* [Task objective]
Consider the material that follows. How many of its lines contain "placeholder"? Reply with the number alone.

* [Exercise data]
◆ ◆ ◆

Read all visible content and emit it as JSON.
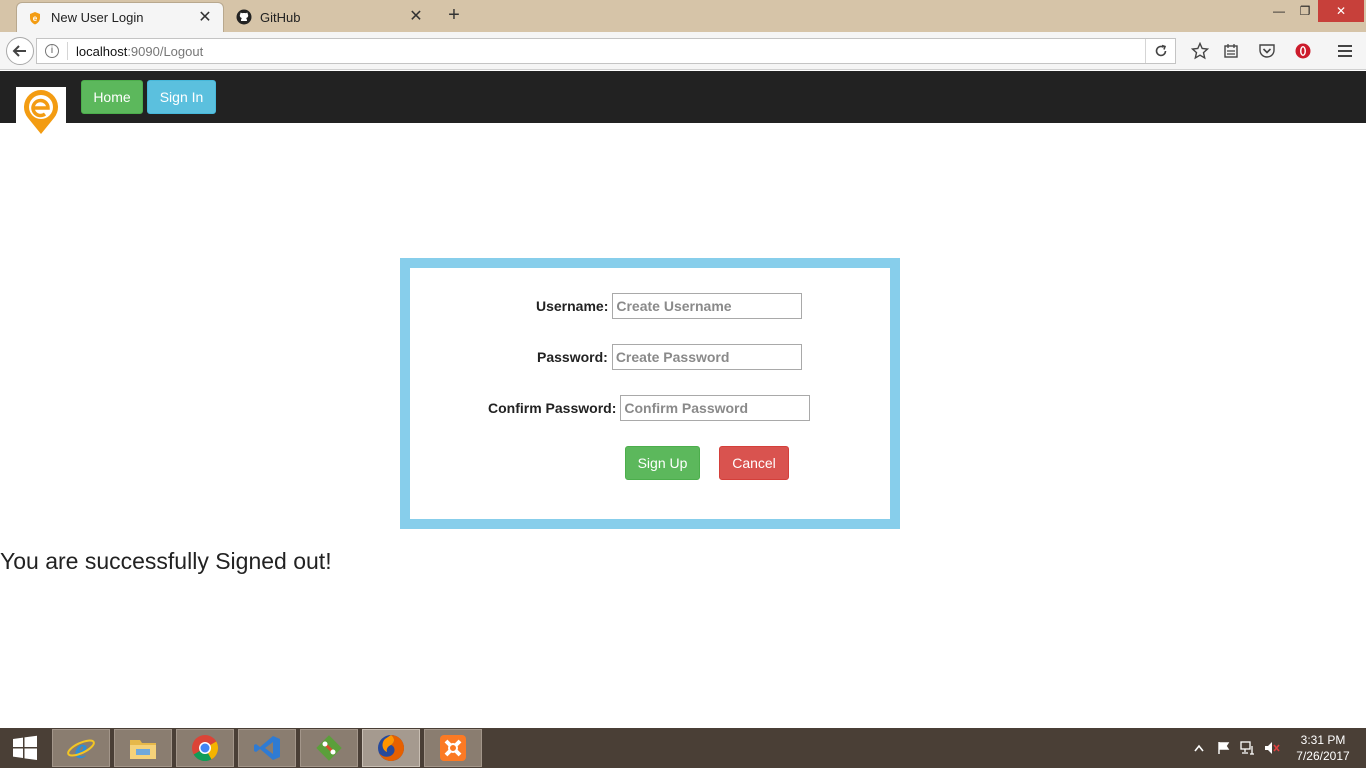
{
  "browser": {
    "tabs": [
      {
        "title": "New User Login",
        "active": true,
        "icon": "tab-favicon-icon"
      },
      {
        "title": "GitHub",
        "active": false,
        "icon": "github-icon"
      }
    ],
    "url": {
      "host": "localhost",
      "rest": ":9090/Logout"
    },
    "colors": {
      "tabbar": "#d6c4a8",
      "close": "#c7403a"
    }
  },
  "header": {
    "home_label": "Home",
    "signin_label": "Sign In",
    "colors": {
      "bar": "#222222",
      "home": "#5cb85c",
      "signin": "#5bc0de",
      "logo": "#f39c12"
    }
  },
  "form": {
    "username": {
      "label": "Username:",
      "placeholder": "Create Username",
      "value": ""
    },
    "password": {
      "label": "Password:",
      "placeholder": "Create Password",
      "value": ""
    },
    "confirm": {
      "label": "Confirm Password:",
      "placeholder": "Confirm Password",
      "value": ""
    },
    "signup_label": "Sign Up",
    "cancel_label": "Cancel",
    "colors": {
      "border": "#87ceeb",
      "signup": "#5cb85c",
      "cancel": "#d9534f"
    }
  },
  "message": "You are successfully Signed out!",
  "taskbar": {
    "apps": [
      "internet-explorer-icon",
      "file-explorer-icon",
      "chrome-icon",
      "visual-studio-icon",
      "git-icon",
      "firefox-icon",
      "xampp-icon"
    ],
    "clock": {
      "time": "3:31 PM",
      "date": "7/26/2017"
    }
  }
}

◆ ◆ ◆

* [Response]
3